V K Singh's remark on J&K ministers' payoffs triggers political storm
Former Army Chief V K Singh's claim that money was paid to ministers in Jammu and Kashmir from secret funds set off a political storm on Tuesday with ruling National Conference (NC) and ally Congress daring him to name the beneficiaries amid a demand for a CBI probe.
As the NC threatened legal action against Gen (retd) Singh if he failed to name the ministers, Union Home Minister Sushilkumar Shinde said government was ready to probe if the beneficiaries were identified.
The Congress dubbed Singh's remark as irresponsible and not in national interest while the NC said he has done something "extremely wrong" on the issue of funding of political parties.
The former army chief had also allegedly claimed that state minister Ghulam Hasssan Mir was paid Rs.1.19 crore to destabilise the state government. But he subsequently on Tuesday denied that any money was given to topple the state government. He said the money given for "development works" in the border state was "not a bribe".
Mir has vehemently denied getting any money out of the army's secret funds.
Ministers in the National Conference (NC)-Congress coalition government in Jammu and Kashmir ridiculed V.K. Singh's statement that state ministers have been getting secret funds from the army.
National Conference provincial president Devender Rana asked V.K.Singh to name the ministers who have taken money. "If the name of any NC minister figures, he will be sacked by Chief Minister Omar Abdullah as the NC believes in morality and probity in public life."
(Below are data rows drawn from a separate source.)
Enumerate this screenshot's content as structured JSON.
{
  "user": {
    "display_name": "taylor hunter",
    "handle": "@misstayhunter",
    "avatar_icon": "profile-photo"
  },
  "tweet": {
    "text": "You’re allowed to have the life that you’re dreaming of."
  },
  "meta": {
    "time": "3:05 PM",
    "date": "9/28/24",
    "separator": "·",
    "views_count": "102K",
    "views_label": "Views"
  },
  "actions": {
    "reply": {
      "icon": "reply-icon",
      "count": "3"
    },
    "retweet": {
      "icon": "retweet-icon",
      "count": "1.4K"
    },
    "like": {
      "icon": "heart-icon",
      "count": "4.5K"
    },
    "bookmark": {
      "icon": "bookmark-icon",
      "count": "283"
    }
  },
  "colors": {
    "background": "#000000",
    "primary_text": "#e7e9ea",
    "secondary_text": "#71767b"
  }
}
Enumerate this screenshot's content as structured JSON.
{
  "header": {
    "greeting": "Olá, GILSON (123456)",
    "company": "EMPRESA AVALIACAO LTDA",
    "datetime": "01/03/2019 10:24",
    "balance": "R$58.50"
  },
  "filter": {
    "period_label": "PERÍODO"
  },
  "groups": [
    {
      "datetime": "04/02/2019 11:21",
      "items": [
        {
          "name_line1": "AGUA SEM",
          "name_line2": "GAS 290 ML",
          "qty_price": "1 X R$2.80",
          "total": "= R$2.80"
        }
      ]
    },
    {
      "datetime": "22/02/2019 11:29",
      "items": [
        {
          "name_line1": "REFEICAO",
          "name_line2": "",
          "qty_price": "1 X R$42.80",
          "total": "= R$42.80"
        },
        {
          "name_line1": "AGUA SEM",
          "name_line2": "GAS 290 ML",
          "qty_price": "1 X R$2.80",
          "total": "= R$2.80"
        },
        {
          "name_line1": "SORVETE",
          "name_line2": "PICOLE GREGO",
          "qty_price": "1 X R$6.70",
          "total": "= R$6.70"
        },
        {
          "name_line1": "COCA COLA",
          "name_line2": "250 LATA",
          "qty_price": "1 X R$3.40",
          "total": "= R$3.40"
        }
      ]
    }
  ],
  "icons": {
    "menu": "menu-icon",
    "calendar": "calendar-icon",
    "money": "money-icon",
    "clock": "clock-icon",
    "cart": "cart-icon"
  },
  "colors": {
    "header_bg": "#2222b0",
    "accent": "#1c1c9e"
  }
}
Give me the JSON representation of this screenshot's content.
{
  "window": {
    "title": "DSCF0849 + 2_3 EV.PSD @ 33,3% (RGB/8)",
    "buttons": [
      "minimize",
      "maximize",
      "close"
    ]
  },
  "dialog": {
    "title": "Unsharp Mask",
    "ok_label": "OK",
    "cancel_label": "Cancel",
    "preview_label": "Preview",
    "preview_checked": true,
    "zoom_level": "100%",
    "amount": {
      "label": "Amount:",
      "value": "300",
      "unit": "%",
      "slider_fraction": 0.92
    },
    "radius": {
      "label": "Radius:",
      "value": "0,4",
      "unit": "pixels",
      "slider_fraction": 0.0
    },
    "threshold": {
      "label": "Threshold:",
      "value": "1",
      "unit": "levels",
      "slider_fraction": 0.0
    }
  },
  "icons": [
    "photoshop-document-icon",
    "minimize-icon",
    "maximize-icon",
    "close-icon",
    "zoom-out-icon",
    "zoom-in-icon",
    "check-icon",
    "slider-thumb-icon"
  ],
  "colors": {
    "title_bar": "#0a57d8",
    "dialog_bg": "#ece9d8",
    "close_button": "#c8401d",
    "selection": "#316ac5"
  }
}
"As far as (Ghulam Hassan) Mir is concerned, after the statement of General Singh, it is he who has to address to his conscience," Rana said in Srinagar.
"V K Singh should name politicians. He should reveal the names (of those to whom money was allegedly paid). If details are given, we can investigate," Shinde said.
In a statement bearing signatures of all the present and former NC Ministers, the ruling party said it will be forced to take legal recourse if he failed to name the ministers. It also said that the ministers concerned in the Omar Abdullah cabinet will quit if they are named by Singh, calling his allegations "absurd and far from truth".
Singh had on Monday claimed that "certain ministers" in J and K are given money by the Army for "stability" and that this has been going on since Independence.
Farooq Abdullah, President of J and K's ruling NC, demanded a CBI probe into the allegations made by Singh.
Singh's remark drew a sharp reaction from the Congress with former Chief Minister Ghulam Nabi Azad expressing shock and a party spokesman slamming him for his "irresponsible" statement.
"I have no knowledge about this and I am as curious as you are to know about the names of the persons who were being paid and who are being paid," he added.
Congress spokesperson P C Chacko said "irresponsible" statements from Singh brought "disgrace" to the Army.
J and K Sports minister and state Congress leader Taj Mohiuddin dared the former Army chief to name the ministers who were given funds.
BJP spokesperson Nirmala Sitharaman said the issue is not about an individual but about the weakening of an institution.
"That the government is doing all this (targeting Singh) is wrong as these are matters or national security," she said.
Assam Chief Minister Tarun Gogoi also waded into the row over Singh's remark, saying if he discloses Singh's advice to him years ago on counter-insurgency operations as the then chief of Eastern Army Command it would be a "big embarrassment" to everyone.
Opposition People's Democratic Party (PDP) patron Mufti Muhammad Sayeed said the central government must restrain the army and intelligence agencies from trying to interfere in democratic institutions.
Hardline separatist leader Syed Ali Geelani said the former army chief's statement has only proved what the separatists have been saying for years, while others in the separatist camp contacted by IANS said "the so-called mainstream Kashmiri politicians are responsible for choking the political space in Kashmir".
Union Minister of State for Home R.P.N. Singh said in New Delhi that V.K.Singh and the media should show "some restraint because these are sensitive issues; these are things that cannot be discussed on television."
Union Health Minister and former chief minister Ghulam Nabi Azad said he was shocked at seeing the reports. "I myself have been the chief minister, so I was shocked to know about this. I have no clue...that these things are being done and are happening."
Union Information and Broadcasting Minister Manish Tewari said, "If any malfeasance is found, then action will be taken against any officer serving or retired."
Congress leader Digvijaya Singh wondered why the former army chief was making such revelations now.
Opposition Bharatiya Janata Party (BJP) spokesperson Nirmala Sitharaman said the revelation "does not augur well for the country".
"It demoralises the services and it also goes to undermine institutions, in this case military intelligence," she said.
The BJP has termed the leak of the army report as personal vendetta against V.K. Singh because he was seated next to the party's prime ministerial candidate Narendra Modi at a rally in Rewari in Haryana.